The Church’s positive understanding of sexuality is rooted in the teachings of Jesus that were, in part, drawn from the wisdom of the Old Testament. Both the Book of Genesis and the Song of Songs describe the basic goodness of sexual love in marriage. In the New Testament, Jesus began his public ministry with his supportive presence at the wedding feast of Cana, a further indication of the goodness of marriage.
Marital sexuality achieves two purposes. The Church affirms, first, its role in creating new human life, sometimes called the procreative dimension of sexuality. In giving birth to children and educating them, the couple cooperates with the Creator’s love.
Second, sexual union expresses and deepens the love between husband and wife. This is called the unitive, or relational, aspect of sexuality.
The bond between the procreative and the relational aspects cannot be broken. Each sexual act in a marriage must be open to the possibility of conceiving a child. Contraception is wrong because it separates the act of conception from sexual union. (See Married Love and the Gift of Life for more on this topic.)
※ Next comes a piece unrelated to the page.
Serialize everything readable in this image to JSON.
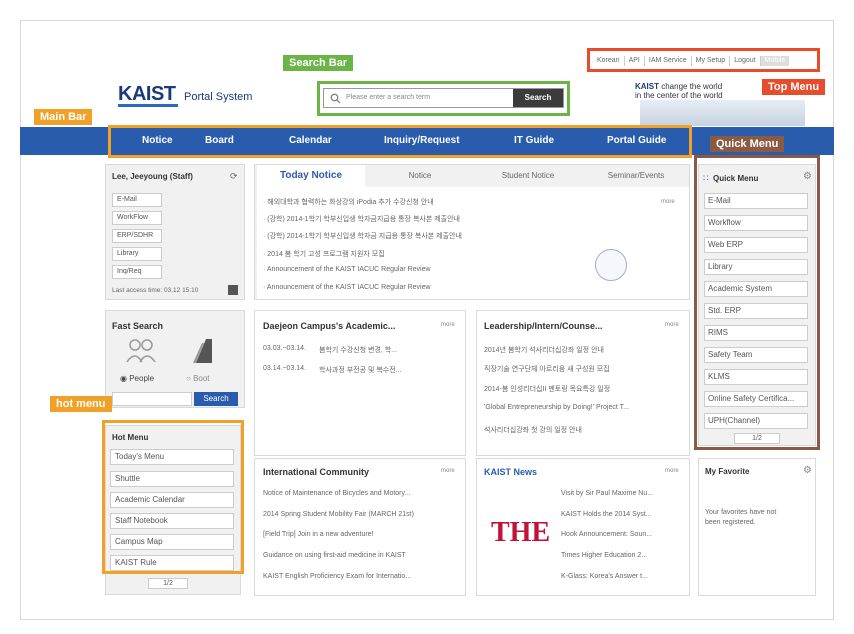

Recent church teaching has tried to integrate the two purposes of marriage into a single perspective, which sees marital sexual love as essentially procreative. Marital love is by its nature fruitful; it generates new life. The God-created expression of marital love, joined to an openness to new life, contributes to the holiness of the couple. The “call to holiness in marriage is a lifelong process of conversion and growth.” (Catholic Catechism for Adults, p. 408)
Like all the baptized, married couples are called to chastity. The Church defines chastity as “the successful integration of sexuality within the person.” (Catechism of the Catholic Church, #2337). Married couples practice the conjugal chastity that is proper to their state in life.
The late Pope John Paul II wanted to find a new and compelling way to express this positive view of sexuality. He developed a strand of thinking about sexuality and its role in human life called “The Theology of the Body.”
The Pope begins with the idea that each human being is willed for his or her own sake. Out of love God created human beings as male and female, persons of dignity and worthy of respect. Also out of love, God established marriage as the first communion of persons. In marriage, man and woman totally give themselves to each other, and in this self-giving they discover who they are.
The sin of Adam and Eve ruptured this original unity of body and soul. Sadly, we know the results: too often women and men have become objects to be used and exploited. The salvation won for us by Jesus Christ began the process of restoring the lost unity of body and soul. This process is partly completed here; full unity will be restored in the next life.
The Church teaches that human sexuality is sacred. Within marriage, it fulfills its purpose as an expression of deep, faithful and exclusive love that is open to new life. Marital sexual relations involve profound openness and receptivity, a complete and mutual self-giving. Sexuality is an important part of that incredibly rich and mysterious pattern in Creation that comes directly from the mind and heart of God.